In 1994 I bought a cd by a Scottish band who’s song I’d heard a few times on the radio and really liked. The album was a revelation, and I instantly started telling my friends about it. They shrugged their shoulders.
Several months later, a freshman in college, I spent money I didn’t have to purchase their earlier album and played it in my dorm room ad nauseam, such that my roommates took to spoofing the band’s name to tease me.
Spring of that year they released a new album and I instantly bought it and poured over the intricate liner notes and made copies of it and played it everywhere I went. One of that album’s songs broke out, and they were all over the radio. To this day, if you mention the band, that’s the only song anyone knows.

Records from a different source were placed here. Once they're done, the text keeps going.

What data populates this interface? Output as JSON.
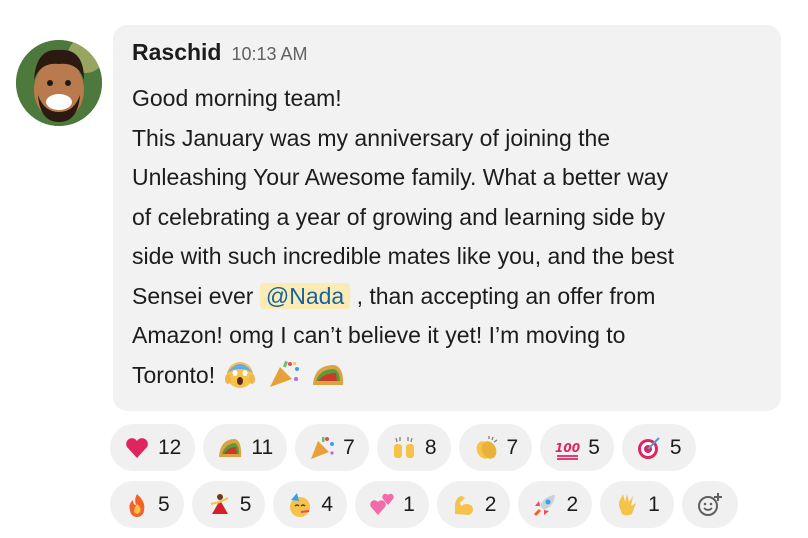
{
  "message": {
    "author": "Raschid",
    "time": "10:13 AM",
    "lines": {
      "l1": "Good morning team!",
      "l2": "This January was my anniversary of joining the",
      "l3": "Unleashing Your Awesome family. What a better way",
      "l4": "of celebrating a year of growing and learning side by",
      "l5": "side with such incredible mates like you, and the best",
      "l6a": "Sensei ever",
      "mention": "@Nada",
      "l6b": ", than accepting an offer from",
      "l7": "Amazon! omg I can’t believe it yet! I’m moving to",
      "l8": "Toronto!"
    },
    "inline_emojis": [
      "scream-icon",
      "party-popper-icon",
      "taco-icon"
    ]
  },
  "reactions": [
    {
      "icon": "heart-icon",
      "count": "12"
    },
    {
      "icon": "taco-icon",
      "count": "11"
    },
    {
      "icon": "party-popper-icon",
      "count": "7"
    },
    {
      "icon": "raised-hands-icon",
      "count": "8"
    },
    {
      "icon": "clap-icon",
      "count": "7"
    },
    {
      "icon": "hundred-icon",
      "count": "5"
    },
    {
      "icon": "target-icon",
      "count": "5"
    },
    {
      "icon": "fire-icon",
      "count": "5"
    },
    {
      "icon": "dancer-icon",
      "count": "5"
    },
    {
      "icon": "partying-face-icon",
      "count": "4"
    },
    {
      "icon": "two-hearts-icon",
      "count": "1"
    },
    {
      "icon": "flexed-biceps-icon",
      "count": "2"
    },
    {
      "icon": "rocket-icon",
      "count": "2"
    },
    {
      "icon": "vulcan-salute-icon",
      "count": "1"
    }
  ],
  "colors": {
    "bubble": "#f2f2f2",
    "mention_bg": "#fcebb5",
    "mention_text": "#1264a3"
  }
}
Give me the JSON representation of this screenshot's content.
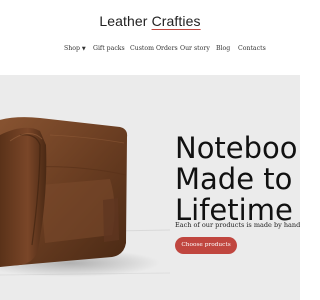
{
  "header": {
    "logo_part1": "Leather",
    "logo_part2": "Crafties"
  },
  "nav": {
    "items": [
      {
        "label": "Shop"
      },
      {
        "label": "Gift packs"
      },
      {
        "label": "Custom Orders"
      },
      {
        "label": "Our story"
      },
      {
        "label": "Blog"
      },
      {
        "label": "Contacts"
      }
    ],
    "shop_caret_icon": "chevron-down-icon"
  },
  "hero": {
    "headline_line1": "Notebook",
    "headline_line2": "Made to La",
    "headline_line3": "Lifetime",
    "tagline": "Each of our products is made by hand from th",
    "cta_label": "Choose products",
    "image": "leather-notebook-photo"
  },
  "colors": {
    "accent": "#c0463f",
    "hero_background": "#ebebeb",
    "leather": "#6b3e22",
    "text": "#111111"
  }
}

There was another album two years later. I bought it at the Tower Records store across the street from my summer job while on lunch break and spent all summer playing it just as much as all the others. But it didn’t go anywhere commercially. And that was pretty much that. By the time they released their fifth album in 2000 they were a non-factor in the U.S., so I had to download it on Napster; it wasn’t even released here.
The band broke up. The lead singer released four solo albums, and I dutifully acquired them and learned them front-to-back. Then last year they got back together and released an album of entirely new material. It’s all great, of course, and I’ve worn it out in my kitchen and my car.
And last night I saw them. In a packed theater. It was wild.
For 30 years I’ve been the only person I know who cares about this band. I have internalized their catalogue to an almost obsessive degree, and a not-insignificant part of my identity has been wrapped up in the fact that I am as into them as I am in a way that nobody else I know is. And last night I stood shoulder-to-shoulder with complete strangers who are as into them as I am. It took almost 30 years, but I finally found my people.
They’ve been hiding in plain sight, and I was the last to know.